In fact, the most common derivative of titanium is titanium dioxide which is primarily used in the production of white paint. This accounts for about 50 percent of titanium applications. We see about 40 percent of titanium production used in the manufacture of paper and plastic products. Its qualities allow paper to take on an opaqueness quality. Titanium dioxide is also commonly used in fabrics and textiles, ink, flooring materials and ceramics.

By far, the greatest application of titanium is in the manufacture of aircraft and spacecraft which accounts for 65 percent of all titanium sold in the market. The military relies heavily on titanium to make helicopters, missiles, submarines and airplanes. These are just some of the extraordinary uses of titanium.

Titanium Rings – The Pros and Cons

Titanium provides several unique factors that make it a great metal for jewelry. Titanium is very affordable, making titanium wedding bands a popular option.
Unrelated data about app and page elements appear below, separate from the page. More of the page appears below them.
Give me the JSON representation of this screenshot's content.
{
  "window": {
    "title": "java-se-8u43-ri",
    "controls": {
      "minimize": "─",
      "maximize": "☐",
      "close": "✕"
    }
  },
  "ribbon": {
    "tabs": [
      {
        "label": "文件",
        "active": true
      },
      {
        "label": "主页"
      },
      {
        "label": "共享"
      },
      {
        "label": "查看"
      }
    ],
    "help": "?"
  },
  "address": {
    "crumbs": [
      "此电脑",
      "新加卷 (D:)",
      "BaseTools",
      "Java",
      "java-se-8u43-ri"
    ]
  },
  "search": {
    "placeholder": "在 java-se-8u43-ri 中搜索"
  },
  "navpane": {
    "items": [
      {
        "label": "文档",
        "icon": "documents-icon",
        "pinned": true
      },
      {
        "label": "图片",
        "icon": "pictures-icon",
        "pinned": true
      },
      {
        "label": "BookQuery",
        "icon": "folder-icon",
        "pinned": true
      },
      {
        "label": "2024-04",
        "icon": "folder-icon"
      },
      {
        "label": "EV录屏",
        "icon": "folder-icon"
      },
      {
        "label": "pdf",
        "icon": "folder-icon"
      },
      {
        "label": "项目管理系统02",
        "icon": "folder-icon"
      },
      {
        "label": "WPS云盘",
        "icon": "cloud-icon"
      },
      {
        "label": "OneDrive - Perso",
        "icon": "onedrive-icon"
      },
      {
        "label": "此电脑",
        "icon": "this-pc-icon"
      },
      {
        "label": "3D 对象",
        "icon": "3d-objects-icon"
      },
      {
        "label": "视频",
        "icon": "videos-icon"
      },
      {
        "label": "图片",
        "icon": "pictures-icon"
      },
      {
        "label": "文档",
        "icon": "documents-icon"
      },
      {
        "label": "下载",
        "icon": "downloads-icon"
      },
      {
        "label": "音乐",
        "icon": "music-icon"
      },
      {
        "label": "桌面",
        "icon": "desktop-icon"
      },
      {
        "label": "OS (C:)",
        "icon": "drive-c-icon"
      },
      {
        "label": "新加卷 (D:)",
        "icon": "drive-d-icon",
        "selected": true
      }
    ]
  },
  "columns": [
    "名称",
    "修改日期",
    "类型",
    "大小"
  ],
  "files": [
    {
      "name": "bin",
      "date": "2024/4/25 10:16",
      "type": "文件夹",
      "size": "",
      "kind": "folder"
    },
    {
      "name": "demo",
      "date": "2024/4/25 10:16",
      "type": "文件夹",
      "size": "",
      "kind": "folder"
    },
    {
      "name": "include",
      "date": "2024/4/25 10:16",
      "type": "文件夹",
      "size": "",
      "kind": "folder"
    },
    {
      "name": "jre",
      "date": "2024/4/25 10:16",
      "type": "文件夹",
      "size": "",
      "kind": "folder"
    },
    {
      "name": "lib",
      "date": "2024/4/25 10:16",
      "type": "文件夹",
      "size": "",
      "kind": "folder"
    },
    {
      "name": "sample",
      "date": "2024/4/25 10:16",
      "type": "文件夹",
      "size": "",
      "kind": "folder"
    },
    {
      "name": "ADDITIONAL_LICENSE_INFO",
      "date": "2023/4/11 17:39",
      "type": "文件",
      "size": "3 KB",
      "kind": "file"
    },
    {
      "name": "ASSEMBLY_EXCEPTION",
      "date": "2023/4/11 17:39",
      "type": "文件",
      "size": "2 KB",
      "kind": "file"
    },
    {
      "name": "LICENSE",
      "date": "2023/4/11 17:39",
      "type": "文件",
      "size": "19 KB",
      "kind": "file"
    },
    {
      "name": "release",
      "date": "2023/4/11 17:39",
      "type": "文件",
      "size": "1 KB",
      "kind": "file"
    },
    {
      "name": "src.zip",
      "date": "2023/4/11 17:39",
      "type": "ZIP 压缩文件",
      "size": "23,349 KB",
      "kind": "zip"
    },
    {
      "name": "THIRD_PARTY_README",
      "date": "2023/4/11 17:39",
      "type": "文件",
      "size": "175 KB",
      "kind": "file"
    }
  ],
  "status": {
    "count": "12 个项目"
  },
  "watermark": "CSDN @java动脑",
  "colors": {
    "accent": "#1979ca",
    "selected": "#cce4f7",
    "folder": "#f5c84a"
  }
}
Titanium rings also come in many variations and can be engraved so each titanium ring can be unique.

It’s strength and durability make titanium a great choice for a ring. Titanium is the hardest natural metal in the world making it a very durable option. It is very strong and is three times the strength of steel and much stronger than gold, silver, or platinum. Titanium is also very light weight. It’s more resistant to dents and scratching than other metals as well.

Pure titanium is safe for anyone to wear as it is 100% hypoallergenic so it will not react to skin as some other metals do. Titanium does not react to sunlight or salt water as some other metals do. This is especially important for titanium wedding rings which will be worn every day for many years.

Titanium does not require any special maintenance to keep it looking its best. Unlike white gold rings, which often have a coating to help them stay more white, titanium rings do not require a coating. The natural color of titanium will not fade. To clean a titanium ring, a soft cloth and warm soapy water can be used.

One of the drawbacks to titanium rings is that they are not able to be resized. Since titanium is so strong and durable, once the ring is made, it cannot be made larger or smaller. This should be considered when buying a wedding band that you plan to wear for the rest of your life.

Another concern some people have about titanium is whether or not it can be cut off in case of an emergency. Titanium can be cut off but it may take longer than a gold or platinum ring. Most hospitals and jewelers carry necessary tools to remove a titanium ring if an emergency occurs.

As with any jewelry item, it is important to make an informed decision about titanium rings. They do offer affordability and are hypoallergenic. However, not being able to be re-sized can be a drawback for some people.